To the editor:
Sara Weinberger’s column on her trip to Berlin was interesting on many fronts. I know Sara to be a proponent of social and economic justice, and I appreciate her perspective as a Jew visiting Germany; however, I would point out that there are in fact centers and museums in the United States about the oppression and inequities of groups of people over the course of history in this country. To visit any of these museums is a profound experience.
The National Museum of the American Indian is at the Smithsonian in Washington, D.C. It is large and carries information about countless tribes of Native Americans with honest accounting of what white, European invaders/settlers did to them — killing, land taking, assimilation, etc. Our own Historic Deerfield created the Indian perspective, too, when historians implored the museum to offer truths about white European settlers.
The Museum of Tolerance at the Simon Wiesenthal Center in Los Angeles is constantly reinventing itself to name injustices and to address our shared and different histories.
The National Underground Railroad Freedom Center was created in Cincinnati so we may never forget the horrors of slavery. It is known more commonly as the Freedom Center, and there are exhibits of all kinds and films to address slavery and modern day forms of oppression and bias. Jewish and Christian organizations in Cincinnati had the vision to make this happen.
The National Museum of African-American History and Culture will be completed in Washington in 2015. The Martin Luther King Jr. Memorial in Washington is incredible.

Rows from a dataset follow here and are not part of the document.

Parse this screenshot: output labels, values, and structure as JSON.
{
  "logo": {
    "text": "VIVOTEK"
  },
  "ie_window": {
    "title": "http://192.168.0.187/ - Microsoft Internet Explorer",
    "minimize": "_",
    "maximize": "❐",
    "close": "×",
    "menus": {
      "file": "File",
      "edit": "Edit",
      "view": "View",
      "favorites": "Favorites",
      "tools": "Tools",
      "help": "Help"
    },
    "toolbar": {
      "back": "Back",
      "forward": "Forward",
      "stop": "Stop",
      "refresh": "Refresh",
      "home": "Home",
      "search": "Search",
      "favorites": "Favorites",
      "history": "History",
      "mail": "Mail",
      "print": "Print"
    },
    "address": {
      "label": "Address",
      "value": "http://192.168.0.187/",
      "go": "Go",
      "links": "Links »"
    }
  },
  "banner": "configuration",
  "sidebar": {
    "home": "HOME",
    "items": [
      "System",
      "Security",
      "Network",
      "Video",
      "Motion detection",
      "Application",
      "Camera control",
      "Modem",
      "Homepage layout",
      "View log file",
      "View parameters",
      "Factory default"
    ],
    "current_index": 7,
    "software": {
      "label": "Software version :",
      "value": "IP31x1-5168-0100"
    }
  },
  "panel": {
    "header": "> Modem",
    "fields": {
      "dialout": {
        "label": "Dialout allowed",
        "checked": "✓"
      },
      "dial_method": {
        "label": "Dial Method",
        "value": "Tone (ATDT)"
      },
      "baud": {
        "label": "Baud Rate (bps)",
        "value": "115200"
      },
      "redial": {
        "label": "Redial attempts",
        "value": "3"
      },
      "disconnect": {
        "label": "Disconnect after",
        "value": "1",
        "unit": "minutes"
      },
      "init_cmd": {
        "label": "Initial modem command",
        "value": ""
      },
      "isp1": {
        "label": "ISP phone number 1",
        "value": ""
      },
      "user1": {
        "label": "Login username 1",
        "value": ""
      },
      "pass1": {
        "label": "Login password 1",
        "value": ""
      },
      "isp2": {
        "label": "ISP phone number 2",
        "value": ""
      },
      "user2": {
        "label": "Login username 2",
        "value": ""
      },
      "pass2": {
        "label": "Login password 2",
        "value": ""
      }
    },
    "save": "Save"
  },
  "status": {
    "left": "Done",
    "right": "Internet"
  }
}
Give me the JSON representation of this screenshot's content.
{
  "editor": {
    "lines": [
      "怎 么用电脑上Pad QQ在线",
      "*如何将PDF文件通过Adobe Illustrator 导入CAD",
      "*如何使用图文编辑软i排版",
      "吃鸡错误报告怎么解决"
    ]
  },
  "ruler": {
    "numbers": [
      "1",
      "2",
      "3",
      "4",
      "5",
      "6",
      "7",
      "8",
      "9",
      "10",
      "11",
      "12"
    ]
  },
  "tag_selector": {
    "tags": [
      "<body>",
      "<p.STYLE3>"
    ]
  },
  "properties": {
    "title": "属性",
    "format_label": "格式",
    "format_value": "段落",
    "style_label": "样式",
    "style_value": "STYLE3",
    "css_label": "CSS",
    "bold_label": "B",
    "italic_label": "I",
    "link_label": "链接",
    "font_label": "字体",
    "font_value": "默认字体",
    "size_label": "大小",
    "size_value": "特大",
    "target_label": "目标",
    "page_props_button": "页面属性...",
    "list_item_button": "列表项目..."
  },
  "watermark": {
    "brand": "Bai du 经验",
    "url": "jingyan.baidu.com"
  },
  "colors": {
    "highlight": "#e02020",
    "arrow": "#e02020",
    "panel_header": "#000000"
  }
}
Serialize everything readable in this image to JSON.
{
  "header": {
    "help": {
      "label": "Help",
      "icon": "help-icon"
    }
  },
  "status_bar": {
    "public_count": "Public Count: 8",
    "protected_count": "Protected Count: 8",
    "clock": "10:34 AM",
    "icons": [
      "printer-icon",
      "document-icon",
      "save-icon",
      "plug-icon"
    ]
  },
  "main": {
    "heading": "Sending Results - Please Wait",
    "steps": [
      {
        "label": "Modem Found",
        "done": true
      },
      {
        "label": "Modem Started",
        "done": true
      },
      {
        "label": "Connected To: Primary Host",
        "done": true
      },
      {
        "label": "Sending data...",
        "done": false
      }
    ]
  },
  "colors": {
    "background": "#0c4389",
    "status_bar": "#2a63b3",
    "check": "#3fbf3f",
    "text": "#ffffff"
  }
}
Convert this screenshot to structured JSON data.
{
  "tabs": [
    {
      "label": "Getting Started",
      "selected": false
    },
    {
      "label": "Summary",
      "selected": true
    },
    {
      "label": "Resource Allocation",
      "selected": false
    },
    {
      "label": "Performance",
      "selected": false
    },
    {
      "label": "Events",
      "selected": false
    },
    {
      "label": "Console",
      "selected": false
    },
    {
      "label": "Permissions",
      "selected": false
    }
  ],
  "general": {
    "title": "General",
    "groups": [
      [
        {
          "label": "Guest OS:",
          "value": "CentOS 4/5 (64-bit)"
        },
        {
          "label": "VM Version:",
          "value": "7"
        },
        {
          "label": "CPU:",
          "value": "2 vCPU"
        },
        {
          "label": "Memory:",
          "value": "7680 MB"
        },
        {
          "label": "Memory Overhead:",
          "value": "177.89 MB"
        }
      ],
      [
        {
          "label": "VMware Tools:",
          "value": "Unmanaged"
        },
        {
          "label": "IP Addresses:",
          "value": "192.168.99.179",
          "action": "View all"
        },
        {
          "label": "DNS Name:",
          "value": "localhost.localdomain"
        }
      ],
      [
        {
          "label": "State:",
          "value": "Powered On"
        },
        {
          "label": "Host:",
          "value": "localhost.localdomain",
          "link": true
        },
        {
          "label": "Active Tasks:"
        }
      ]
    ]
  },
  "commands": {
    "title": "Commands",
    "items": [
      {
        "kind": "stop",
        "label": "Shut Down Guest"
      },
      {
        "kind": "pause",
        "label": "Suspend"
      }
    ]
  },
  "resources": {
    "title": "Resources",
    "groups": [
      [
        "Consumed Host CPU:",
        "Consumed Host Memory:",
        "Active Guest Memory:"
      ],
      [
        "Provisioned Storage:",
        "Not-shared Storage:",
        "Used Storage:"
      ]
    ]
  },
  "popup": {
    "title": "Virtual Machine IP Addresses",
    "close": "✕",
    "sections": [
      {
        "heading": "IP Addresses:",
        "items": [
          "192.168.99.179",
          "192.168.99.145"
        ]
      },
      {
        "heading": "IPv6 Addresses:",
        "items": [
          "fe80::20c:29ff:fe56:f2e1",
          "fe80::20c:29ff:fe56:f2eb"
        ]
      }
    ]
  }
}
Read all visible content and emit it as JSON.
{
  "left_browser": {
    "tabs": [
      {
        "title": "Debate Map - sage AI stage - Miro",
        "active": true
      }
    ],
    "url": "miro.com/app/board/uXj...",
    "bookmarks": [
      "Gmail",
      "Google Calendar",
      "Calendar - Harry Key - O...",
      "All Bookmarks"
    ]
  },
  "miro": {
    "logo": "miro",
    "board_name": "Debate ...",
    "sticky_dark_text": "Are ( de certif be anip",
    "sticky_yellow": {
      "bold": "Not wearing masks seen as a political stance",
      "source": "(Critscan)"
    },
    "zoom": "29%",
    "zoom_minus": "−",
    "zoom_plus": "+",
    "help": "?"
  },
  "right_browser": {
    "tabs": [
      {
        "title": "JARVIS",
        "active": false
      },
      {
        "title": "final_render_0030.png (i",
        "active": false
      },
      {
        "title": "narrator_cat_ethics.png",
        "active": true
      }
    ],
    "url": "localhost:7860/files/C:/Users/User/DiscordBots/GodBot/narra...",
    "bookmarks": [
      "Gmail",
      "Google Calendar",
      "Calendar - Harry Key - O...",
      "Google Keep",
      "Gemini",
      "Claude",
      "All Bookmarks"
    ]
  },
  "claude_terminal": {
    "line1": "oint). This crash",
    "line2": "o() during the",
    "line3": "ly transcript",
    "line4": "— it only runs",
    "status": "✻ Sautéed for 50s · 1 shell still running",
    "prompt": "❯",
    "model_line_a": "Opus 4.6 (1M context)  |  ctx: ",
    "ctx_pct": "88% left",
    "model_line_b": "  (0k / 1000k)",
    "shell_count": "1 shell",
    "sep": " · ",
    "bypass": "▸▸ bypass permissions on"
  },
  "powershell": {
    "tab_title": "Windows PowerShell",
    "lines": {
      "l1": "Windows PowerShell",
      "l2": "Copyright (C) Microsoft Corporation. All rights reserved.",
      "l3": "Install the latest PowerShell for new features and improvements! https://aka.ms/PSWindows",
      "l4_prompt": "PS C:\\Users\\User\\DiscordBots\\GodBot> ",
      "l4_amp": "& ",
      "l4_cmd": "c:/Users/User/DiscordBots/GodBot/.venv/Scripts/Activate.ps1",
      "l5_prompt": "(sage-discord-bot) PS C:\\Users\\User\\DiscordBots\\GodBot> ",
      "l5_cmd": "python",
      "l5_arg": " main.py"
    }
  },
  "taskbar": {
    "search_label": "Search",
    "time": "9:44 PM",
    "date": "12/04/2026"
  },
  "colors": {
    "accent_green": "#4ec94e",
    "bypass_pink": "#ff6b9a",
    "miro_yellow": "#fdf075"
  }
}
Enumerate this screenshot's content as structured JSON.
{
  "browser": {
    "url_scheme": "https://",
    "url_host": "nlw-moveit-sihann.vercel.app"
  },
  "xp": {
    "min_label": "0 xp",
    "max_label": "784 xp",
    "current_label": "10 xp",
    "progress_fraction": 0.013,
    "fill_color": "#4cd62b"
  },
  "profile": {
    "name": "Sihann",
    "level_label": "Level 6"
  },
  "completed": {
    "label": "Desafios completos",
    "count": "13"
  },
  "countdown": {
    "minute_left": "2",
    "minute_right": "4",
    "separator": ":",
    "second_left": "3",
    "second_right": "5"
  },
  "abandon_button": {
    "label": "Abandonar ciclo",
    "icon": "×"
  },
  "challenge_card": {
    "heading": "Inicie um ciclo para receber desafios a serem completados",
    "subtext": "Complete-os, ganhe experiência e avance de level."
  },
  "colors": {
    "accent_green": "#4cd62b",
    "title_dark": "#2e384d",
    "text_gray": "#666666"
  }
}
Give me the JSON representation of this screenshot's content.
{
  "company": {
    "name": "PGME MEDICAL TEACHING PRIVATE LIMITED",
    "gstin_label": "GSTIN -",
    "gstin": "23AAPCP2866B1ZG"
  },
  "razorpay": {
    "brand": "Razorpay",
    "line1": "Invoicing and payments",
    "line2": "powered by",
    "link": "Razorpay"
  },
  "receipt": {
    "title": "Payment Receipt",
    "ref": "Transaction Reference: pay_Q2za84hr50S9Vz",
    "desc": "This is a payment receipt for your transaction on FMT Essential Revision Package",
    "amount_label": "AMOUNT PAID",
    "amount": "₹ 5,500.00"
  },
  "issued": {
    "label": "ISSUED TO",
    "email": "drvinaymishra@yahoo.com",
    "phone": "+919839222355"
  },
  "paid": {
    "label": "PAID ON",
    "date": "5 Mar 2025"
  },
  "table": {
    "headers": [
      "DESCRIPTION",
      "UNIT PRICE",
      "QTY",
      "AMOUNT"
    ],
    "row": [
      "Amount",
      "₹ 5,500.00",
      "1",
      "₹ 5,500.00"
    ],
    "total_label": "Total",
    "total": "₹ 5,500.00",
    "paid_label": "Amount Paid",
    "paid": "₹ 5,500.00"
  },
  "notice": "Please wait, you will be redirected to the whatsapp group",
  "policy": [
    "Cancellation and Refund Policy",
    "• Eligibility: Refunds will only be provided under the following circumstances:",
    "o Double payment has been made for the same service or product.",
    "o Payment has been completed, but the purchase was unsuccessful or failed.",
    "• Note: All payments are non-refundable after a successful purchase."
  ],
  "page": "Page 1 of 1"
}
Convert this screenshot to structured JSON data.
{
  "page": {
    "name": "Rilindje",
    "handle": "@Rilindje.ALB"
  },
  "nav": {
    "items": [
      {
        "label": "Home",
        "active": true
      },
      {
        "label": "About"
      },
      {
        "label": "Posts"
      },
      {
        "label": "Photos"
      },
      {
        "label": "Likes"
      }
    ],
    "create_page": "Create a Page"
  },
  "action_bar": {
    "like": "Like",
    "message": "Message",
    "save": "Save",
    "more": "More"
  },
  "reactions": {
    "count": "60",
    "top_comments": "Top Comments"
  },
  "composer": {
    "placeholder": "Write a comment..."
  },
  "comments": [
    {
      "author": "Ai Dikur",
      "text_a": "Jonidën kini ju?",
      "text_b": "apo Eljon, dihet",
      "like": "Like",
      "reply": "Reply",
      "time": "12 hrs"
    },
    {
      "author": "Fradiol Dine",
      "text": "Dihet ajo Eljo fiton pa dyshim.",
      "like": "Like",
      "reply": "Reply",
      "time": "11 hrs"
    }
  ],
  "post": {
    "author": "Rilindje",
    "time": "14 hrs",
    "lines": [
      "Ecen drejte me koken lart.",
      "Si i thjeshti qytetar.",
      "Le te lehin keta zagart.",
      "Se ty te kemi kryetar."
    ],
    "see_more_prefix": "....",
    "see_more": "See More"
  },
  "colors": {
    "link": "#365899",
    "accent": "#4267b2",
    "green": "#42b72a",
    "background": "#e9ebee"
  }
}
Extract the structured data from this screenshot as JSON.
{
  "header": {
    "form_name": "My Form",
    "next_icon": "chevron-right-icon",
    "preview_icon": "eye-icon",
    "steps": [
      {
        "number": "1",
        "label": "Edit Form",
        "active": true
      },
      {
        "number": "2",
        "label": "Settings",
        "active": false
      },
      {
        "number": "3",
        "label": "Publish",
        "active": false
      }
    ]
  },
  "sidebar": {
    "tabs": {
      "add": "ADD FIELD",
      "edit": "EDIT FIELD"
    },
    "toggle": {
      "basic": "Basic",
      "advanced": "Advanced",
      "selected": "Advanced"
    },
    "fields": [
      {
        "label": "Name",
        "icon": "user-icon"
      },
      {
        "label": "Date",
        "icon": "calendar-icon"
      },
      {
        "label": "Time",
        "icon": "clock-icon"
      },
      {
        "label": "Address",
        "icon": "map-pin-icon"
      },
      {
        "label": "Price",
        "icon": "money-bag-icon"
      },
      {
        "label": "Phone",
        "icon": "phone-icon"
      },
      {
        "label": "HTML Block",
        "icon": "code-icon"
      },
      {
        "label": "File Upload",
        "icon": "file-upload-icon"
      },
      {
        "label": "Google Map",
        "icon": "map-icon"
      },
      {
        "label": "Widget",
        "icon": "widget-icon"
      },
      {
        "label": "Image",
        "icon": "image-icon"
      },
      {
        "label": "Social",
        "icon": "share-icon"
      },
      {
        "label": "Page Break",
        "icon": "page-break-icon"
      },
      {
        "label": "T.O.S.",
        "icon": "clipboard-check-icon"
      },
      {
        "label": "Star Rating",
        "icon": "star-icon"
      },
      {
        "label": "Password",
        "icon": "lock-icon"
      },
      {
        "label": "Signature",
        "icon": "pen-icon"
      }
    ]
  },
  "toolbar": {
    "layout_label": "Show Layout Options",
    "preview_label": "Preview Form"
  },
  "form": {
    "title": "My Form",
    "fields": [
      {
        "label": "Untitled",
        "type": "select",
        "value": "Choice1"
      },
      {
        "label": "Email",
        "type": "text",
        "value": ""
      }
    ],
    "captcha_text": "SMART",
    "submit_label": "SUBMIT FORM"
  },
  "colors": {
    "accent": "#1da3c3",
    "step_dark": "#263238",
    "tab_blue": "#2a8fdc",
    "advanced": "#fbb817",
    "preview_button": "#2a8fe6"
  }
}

While Americans may seem a shopping, accumulating, shallow bunch, we are also on a journey to own the past and to learn from it. Given the severity and audacity of what the Germans did to Jews, I would expect nothing short of the memorials and laws present today. And I would not call Berlin the “safest place on earth” for Jews. There are thousands of people still alive who were active Nazis. It is good that anti-Semitism is not socially normative in Germany, but feelings still exist just as racism surfaces in many insidious ways here.